The Media's Olympics
NBC's News Leads with the Olympic Games
The NBC television network paid $894 million for the exclusive rights to televise the Beijing Games. On its multiple platforms, NBC’s planned to broadcast a staggering 3,600 hours of live event coverage. Outside of that event coverage, the two primary news programs on NBC’s broadcast channel, the Today Show and the NBC Nightly News with Brian Williams, also devoted immense resources to covering the games.
Together, during the ten weekdays of NBC News programming studied, the two shows devoted almost half (48%) of the airtime to stories about the Games or China. That is more than 3 times as much coverage as the media overall. Forty percent of all NBC News coverage was about the Games, while another 8% was about the country of China.
Between the two NBC News programs, Today spent more time on the Games than its nightly sibling. The Today show devoted 54% of its newshole to China and the Olympics, while the NBC Nightly News devoted 42%. The anchors of both programs, Brian Williams for the Nightly News and Matt Lauer and Meredith Vieira for the Today Show, broadcast from Beijing.
NBC’s rival broadcast networks gave considerable attention to the Olympics as well, but not nearly as much as NBC. ABC’s two main news shows, Good Morning America and ABC World News with Charlie Gibson, devoted 16% of their airtime to the Olympics and China while CBS’ two main news shows, the Early Show and CBS Evening News, spent 19% of their newshole on the games.
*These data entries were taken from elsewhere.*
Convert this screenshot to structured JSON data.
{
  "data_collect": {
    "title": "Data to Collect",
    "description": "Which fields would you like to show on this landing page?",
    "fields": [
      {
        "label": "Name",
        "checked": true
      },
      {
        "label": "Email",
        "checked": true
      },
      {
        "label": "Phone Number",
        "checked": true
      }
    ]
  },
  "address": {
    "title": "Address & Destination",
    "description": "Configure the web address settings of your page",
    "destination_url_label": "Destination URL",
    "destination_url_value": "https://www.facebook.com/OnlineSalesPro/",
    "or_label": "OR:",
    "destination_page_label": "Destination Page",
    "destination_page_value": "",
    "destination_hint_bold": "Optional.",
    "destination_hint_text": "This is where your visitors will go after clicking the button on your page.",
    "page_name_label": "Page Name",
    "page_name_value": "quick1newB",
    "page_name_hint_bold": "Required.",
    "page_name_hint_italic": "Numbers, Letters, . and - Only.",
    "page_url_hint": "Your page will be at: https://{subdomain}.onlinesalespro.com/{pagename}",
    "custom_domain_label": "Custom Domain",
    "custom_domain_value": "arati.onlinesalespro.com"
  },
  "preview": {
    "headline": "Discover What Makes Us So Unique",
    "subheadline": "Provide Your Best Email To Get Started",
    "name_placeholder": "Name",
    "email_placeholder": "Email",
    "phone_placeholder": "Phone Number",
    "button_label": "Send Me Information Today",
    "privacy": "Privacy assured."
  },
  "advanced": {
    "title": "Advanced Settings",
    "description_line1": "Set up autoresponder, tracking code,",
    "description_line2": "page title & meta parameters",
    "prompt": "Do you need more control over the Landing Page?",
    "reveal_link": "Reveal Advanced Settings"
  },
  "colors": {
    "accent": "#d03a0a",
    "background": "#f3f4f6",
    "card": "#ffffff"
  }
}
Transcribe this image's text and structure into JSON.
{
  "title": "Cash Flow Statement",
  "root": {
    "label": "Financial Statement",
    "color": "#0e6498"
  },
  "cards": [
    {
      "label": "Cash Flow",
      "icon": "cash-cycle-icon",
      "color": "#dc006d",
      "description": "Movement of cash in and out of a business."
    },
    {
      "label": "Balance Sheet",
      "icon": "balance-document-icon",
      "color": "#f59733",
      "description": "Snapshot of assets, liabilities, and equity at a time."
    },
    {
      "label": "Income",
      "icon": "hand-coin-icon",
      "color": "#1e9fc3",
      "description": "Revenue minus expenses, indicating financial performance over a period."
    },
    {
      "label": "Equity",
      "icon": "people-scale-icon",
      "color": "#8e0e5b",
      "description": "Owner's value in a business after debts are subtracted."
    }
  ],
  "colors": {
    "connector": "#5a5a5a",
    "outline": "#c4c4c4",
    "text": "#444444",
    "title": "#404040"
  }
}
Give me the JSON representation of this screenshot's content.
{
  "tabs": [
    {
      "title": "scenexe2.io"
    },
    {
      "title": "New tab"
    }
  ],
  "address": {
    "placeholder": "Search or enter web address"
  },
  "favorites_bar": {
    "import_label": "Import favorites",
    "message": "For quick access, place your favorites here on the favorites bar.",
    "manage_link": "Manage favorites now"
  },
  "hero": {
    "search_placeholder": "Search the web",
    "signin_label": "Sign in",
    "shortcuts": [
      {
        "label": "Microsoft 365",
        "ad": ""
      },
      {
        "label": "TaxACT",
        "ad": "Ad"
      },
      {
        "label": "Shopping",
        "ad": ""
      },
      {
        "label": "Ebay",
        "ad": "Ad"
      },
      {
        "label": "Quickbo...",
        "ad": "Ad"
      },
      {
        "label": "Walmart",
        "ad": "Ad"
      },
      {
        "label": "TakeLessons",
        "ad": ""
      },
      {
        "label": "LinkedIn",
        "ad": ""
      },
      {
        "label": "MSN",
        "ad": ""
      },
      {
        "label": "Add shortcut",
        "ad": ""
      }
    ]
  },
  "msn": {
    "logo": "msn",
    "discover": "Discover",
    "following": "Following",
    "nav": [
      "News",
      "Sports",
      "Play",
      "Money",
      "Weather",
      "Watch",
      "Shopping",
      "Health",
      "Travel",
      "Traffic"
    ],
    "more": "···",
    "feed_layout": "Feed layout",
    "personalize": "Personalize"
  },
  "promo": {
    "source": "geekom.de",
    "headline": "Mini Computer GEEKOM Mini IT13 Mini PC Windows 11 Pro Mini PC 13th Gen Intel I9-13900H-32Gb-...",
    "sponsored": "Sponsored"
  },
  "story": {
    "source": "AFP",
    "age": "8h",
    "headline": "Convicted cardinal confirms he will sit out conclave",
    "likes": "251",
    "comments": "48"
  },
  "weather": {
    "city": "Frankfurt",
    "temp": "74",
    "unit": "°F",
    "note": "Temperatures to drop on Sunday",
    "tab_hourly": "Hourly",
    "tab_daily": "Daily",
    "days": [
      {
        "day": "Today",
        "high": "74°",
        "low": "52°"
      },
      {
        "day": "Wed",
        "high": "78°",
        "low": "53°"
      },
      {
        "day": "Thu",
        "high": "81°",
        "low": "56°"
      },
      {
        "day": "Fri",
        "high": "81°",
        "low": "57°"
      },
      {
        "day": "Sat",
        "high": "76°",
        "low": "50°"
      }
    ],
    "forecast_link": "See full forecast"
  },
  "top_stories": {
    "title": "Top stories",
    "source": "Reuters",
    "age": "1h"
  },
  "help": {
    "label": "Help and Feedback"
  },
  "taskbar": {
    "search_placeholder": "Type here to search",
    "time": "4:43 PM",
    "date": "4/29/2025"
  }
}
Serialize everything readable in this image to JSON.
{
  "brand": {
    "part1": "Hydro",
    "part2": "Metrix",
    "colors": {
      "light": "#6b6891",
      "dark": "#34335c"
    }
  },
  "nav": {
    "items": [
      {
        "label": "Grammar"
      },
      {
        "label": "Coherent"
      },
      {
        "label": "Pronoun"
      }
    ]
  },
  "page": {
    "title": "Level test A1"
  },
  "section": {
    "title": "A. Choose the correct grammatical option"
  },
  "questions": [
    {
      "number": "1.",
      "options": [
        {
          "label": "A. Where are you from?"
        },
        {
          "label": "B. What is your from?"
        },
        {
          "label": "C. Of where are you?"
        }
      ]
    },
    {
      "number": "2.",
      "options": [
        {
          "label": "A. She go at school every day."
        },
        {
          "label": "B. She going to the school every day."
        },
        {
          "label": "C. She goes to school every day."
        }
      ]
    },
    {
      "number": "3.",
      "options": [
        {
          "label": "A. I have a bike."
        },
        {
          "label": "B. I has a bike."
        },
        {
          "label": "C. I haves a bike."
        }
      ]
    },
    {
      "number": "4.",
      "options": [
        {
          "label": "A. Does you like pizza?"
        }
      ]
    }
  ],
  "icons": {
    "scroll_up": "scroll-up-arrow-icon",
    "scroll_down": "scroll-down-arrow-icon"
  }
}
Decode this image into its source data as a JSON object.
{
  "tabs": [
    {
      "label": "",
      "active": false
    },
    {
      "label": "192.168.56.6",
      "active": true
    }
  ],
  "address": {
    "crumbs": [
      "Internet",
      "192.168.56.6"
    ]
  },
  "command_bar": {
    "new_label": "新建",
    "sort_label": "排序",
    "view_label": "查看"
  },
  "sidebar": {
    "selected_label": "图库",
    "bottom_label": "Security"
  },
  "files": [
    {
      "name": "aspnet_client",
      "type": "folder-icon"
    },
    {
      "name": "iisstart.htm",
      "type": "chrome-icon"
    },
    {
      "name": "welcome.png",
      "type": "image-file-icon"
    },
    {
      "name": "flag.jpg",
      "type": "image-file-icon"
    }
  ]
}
Unlike NBC, CBS and ABC did not send its morning or evening anchors to China to report on the games.
The financial contract with the Olympic Games puts the journalists of NBC in an unusual position. Its parent company has a financial interest in people watching the Games and, gambling hundreds of millions on it. Journalists, generally, try to avoid financial conflicts of interest with those they cover. Their professional norms call on them to judge events for their news significance, not exploit events to serve their corporate strategy. This is arrangement, inevitably but perhaps unavoidably, adds unique cross currents.
To get a sense of the difference in NBC coverage vs. others, consider the night of August 11, the first Tuesday of the Games. That evening, NBC Nightly News ran six stories on the Olympics and China (69% of their news coverage). That included a brief tour of Tiananmen Square by host Brian Williams and an update on the gold medal-winning exploits of U.S. swimmer Michael Phelps. In comparison, that same night CBS Evening News ran no stories on either, forgoing even a recap of the day’s results. ABC’s World News Tonight offered a profile of Michael Phelps and how many in China are becoming his fans, along with a brief mention of the fact that China is set to overtake the U.S. as the world’s largest manufacturer, which is to happen four years ahead of schedule.
What has NBC devoted less time to during the period, at least relative to its competitors? The answer is a little bit of everything. Take the two biggest stories. The two NBC news shows devoted 9% of the newshole studied to the presidential campaign, less than half that of the media generally (23%) and than its network TV rivals (20%). NBC also devoted 7% of the airtime studied to the conflict between Russia and Georgia. That was also roughly half than that the media overall (13%) and about a third less than its broadcast competitors (11%).
What about MSNBC, the main general-interest NBC-owned cable news channel? From 5:00 am ET to late afternoon MSNBC aired Olympics event coverage, making full use of the 12-hour time difference. But in prime time, MSNBC went back to its regular programming.
When it was not airing the Olympics, MSNBC’s programs, which already have canted heavily toward politics this year, did not mimic their broadcast sibling and orient themselves to the Games. Overall, the MSNBC news programs studied devoted just 2% of their time to stories about the Olympics. And during the first week of the games themselves, the prime time news shows that appeared on MSNBC (Hardball with Chris Matthews, Countdown with Keith Olbermann and Verdict with Dan Abrams) devoted less than 1% of their time to the Games.
Instead, the cable channel stuck to its regular formula. During the two weeks studied, two-thirds of MSNBC’s news airtime (66%) was devoted to the presidential campaign.
The two other major cable networks did not have the rights to show any of the Games, and spent little time covering the events. Both Fox News and CNN devoted 3% of their airtime to the Olympics and China. While the Olympics were being shown live elsewhere, in other words, the cable news universe was counter-programming.
While the news shows on MSNBC in prime time stuck more to their usual guns, MSNBC.com, the popular news Web site that is associated with NBC News and MSNBC, did highlight the Olympics within its top news stories. Of the top coverage on that site, 29% of it was about China and the Olympics. 
For example, one of the lead stories on the site on the morning of August 14 was a roundup of a basketball victory for China and its star Yao Ming over Angola, a win that gave the host country their first victory in that sport. The Web site also had a prominent link on their homepage to another page that was focused solely on the Olympics which included videos, highlights, scores, and standings.
1. PEJ’s weekly news index studies the top five stories on each web page, a number generally equivalent to the number of stories on a newspaper front page.